May 14, 2014

Antitrust Reverse Termination Fees--2014 Update

This post updates one we did over a year ago analyzing antitrust reverse breakup fees in public deals since January 1, 2005.

An antitrust reverse termination fee (ARTF), sometimes called an antitrust reverse breakup fee, is a fee payable by the buyer to the seller if and only if the deal cannot close because the necessary antitrust approvals or clearances have not been obtained. The idea behind an antitrust reverse termination fee is twofold: (1) it provides a financial incentive to the buyer to propose curative divestitures or other solutions to satisfy the competitive concerns of the antitrust reviewing authorities and so permit the deal to close, and (2) it provides the seller with some compensation in the event the deal does not close for antitrust reasons.

Our sample now covers 760 strategic negotiated transactions announced between January 1, 2005, and May 1, 2014. Of these, 79 transactions, or about 9.8% of the total, had antitrust reverse termination fees.
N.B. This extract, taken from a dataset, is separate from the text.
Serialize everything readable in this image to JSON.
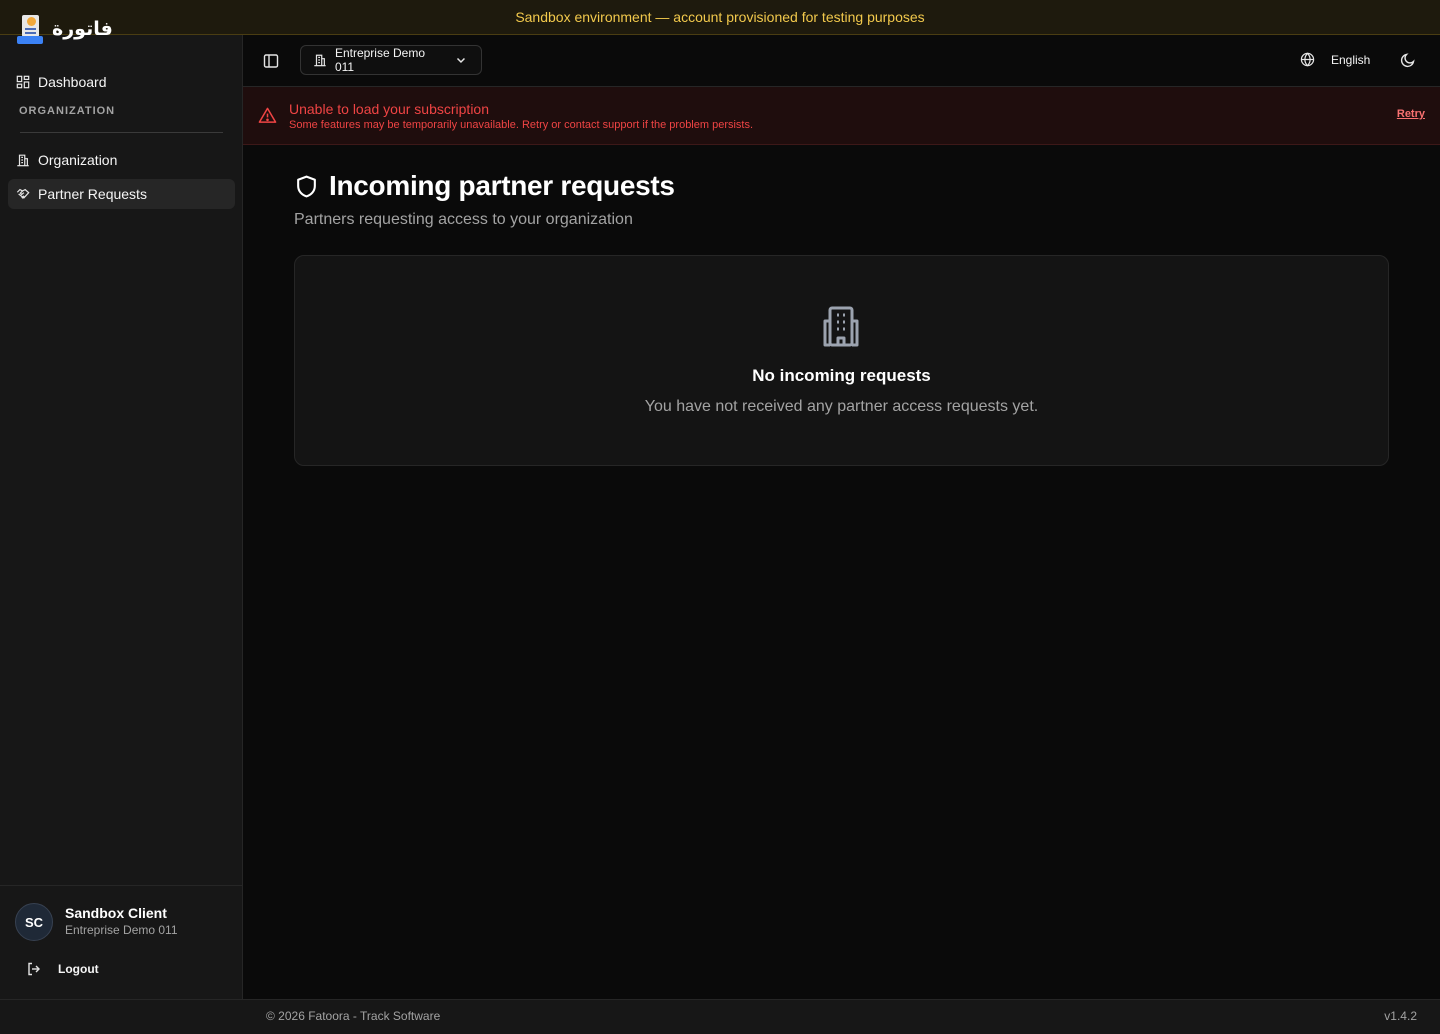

The fees were very idiosyncratic and showed no statistically significant relationship to the transaction value of the deal or trend over time, with fees ranging from a low of 0.1% to a high of 39.8%. The average antitrust reverse termination fee for the sample was 5.8% of the transaction value, although several high percentage fees skewed the distribution to the high end. A better indicator may be the median, which was 4.3% of the transaction value.

Significantly, of the 72 completed transactions with an antitrust reverse termination fee, 50 were cleared without any antitrust challenge. One transaction (AT&T/T-Mobile) was terminated in the course of litigation with the Antitrust Division, 19 were subject to only a DOJ or FTC consent order, one (Boston Scientific/Guidant) was subject to both an FTC consent order and EC undertakings, and one (Federated/May) was subject to an assurance agreement with a group of state attorneys general.
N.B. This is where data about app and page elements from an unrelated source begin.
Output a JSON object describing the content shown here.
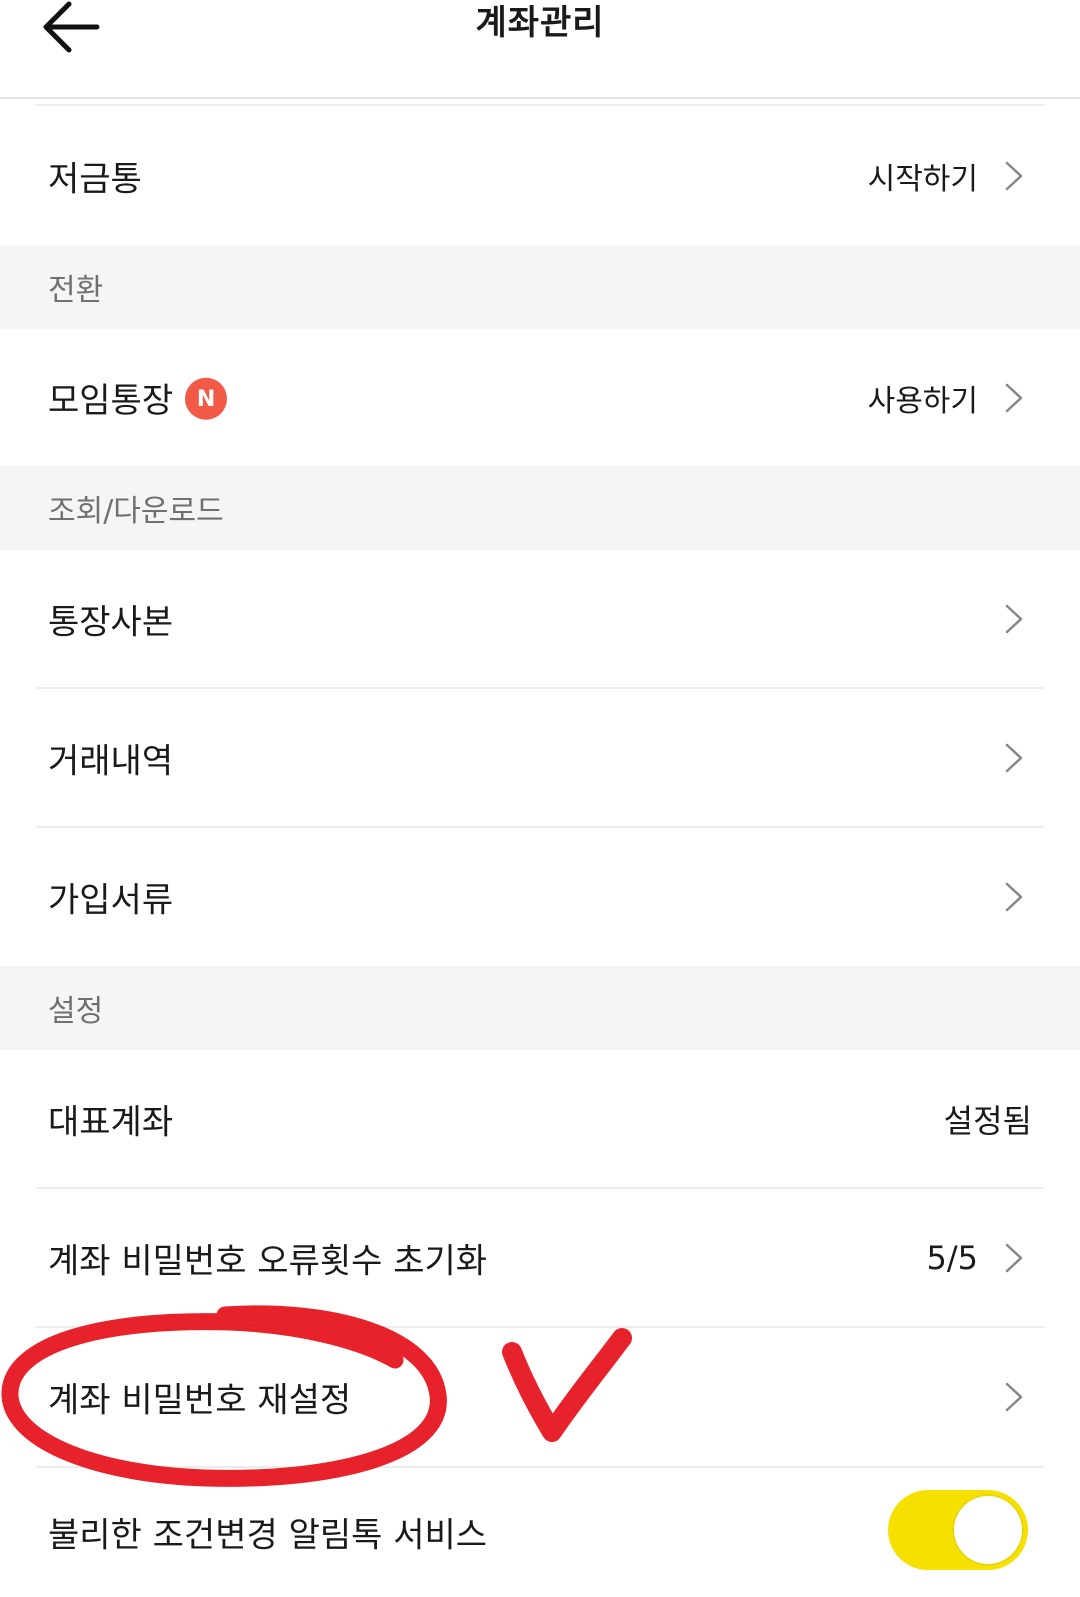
{
  "header": {
    "title": "계좌관리"
  },
  "rows": {
    "piggy_bank": {
      "label": "저금통",
      "action": "시작하기"
    },
    "group_account": {
      "label": "모임통장",
      "badge": "N",
      "action": "사용하기"
    },
    "passbook_copy": {
      "label": "통장사본"
    },
    "transactions": {
      "label": "거래내역"
    },
    "signup_docs": {
      "label": "가입서류"
    },
    "main_account": {
      "label": "대표계좌",
      "value": "설정됨"
    },
    "pw_error_reset": {
      "label": "계좌 비밀번호 오류횟수 초기화",
      "value": "5/5"
    },
    "pw_reset": {
      "label": "계좌 비밀번호 재설정"
    },
    "alert_service": {
      "label": "불리한 조건변경 알림톡 서비스",
      "toggle_on": true
    }
  },
  "sections": {
    "switch": "전환",
    "view_download": "조회/다운로드",
    "settings": "설정"
  },
  "colors": {
    "section_bg": "#f4f5f5",
    "badge": "#f15a47",
    "toggle": "#f6e000",
    "annotation": "#e8222a"
  }
}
Dale Collins

  Antitrust Reverse Termination Fees--Data Set (January 1, 2005 through May 1, 2014)

Categories: EU Mergers, US Mergers


April 7, 2014

DOJ Scores First Antitrust Extradition: More to Come?

With Friday’s announcement of the first-ever extradition of a foreign executive on criminal antitrust charges to the United States, the U.S. Department of Justice has won a major victory in its effort to prosecute and deter international cartels. Combined with the increased international trend towards criminalization of cartel activity, Friday’s extradition announcement represents a significant cautionary precedent for corporations and individuals alike.

Categories: EU Cartels, US Cartels


April 7, 2014

Cartel Fines: Liability of Private Equity Funds

The European Commission has held Goldman Sachs jointly and severally liable for a cartel infringement committed by Prysmian, an Italian cable maker formerly owned by Goldman Sachs’ private equity arm. The decision is a stark reminder that EU competition law allows the corporate veil to be readily pierced and that private equity companies are no exception.

Categories: EU Cartels